So the three strands driving entrepreneurial success seem to be in teaching it, supporting it, and celebrating it. The latter may be the biggest differentiator between Ireland and its European neighbours. With the arrival of tech giants like Google, Facebook, LinkedIn, etc., Dublin’s young workforce has benefitted from a modern and more flexible approach to careers. Curran says: “Nowadays people admire and respect anyone who is brave enough to take the leap towards entrepreneurship. We are constantly encouraged to embrace failure, and to learn from our mistakes, so that we do things better and come back stronger the next time.”
Combined with university and government outreach efforts, many students now weigh starting their own business as equally desirable to many other competitive opportunities. One isn’t inherently better than any other, but breaking down stigmas and misconceptions around entrepreneurship allows people to more freely move to where their talents are best suited.
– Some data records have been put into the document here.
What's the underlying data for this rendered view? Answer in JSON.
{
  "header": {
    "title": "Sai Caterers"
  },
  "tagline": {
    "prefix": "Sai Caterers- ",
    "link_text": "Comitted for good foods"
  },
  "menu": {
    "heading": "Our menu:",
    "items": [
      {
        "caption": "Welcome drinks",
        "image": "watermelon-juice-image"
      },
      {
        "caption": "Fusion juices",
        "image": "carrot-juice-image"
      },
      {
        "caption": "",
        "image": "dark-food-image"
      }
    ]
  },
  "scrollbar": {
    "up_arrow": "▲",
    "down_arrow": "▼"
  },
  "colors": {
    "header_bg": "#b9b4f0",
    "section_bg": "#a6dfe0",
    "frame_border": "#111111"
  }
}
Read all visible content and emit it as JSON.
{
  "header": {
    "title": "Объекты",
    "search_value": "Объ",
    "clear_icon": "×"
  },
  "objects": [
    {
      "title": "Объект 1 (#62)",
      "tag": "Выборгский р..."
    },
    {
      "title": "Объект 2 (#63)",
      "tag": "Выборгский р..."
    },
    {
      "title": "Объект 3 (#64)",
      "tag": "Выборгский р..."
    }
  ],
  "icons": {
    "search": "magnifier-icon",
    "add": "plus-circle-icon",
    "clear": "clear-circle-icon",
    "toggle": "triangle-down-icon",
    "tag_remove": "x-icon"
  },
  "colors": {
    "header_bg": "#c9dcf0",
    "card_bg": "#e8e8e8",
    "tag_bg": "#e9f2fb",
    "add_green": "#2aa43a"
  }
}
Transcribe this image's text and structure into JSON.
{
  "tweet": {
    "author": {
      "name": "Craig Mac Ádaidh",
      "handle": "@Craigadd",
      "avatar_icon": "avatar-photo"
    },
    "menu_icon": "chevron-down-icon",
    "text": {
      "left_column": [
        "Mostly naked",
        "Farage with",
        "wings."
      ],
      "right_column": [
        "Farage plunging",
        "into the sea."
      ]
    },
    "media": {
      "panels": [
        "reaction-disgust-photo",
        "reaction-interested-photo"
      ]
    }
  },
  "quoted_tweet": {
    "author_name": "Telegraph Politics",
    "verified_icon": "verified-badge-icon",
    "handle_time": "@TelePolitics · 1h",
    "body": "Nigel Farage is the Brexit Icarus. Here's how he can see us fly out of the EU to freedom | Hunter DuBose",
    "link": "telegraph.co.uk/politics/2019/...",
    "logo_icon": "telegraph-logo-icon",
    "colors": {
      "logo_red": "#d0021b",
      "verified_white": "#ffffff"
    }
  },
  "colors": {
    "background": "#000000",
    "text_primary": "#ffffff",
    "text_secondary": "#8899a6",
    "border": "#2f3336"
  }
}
Despite all the hype and the buzzwords and the jokes, that is the fundamental reason why Trinity’s success is so welcome.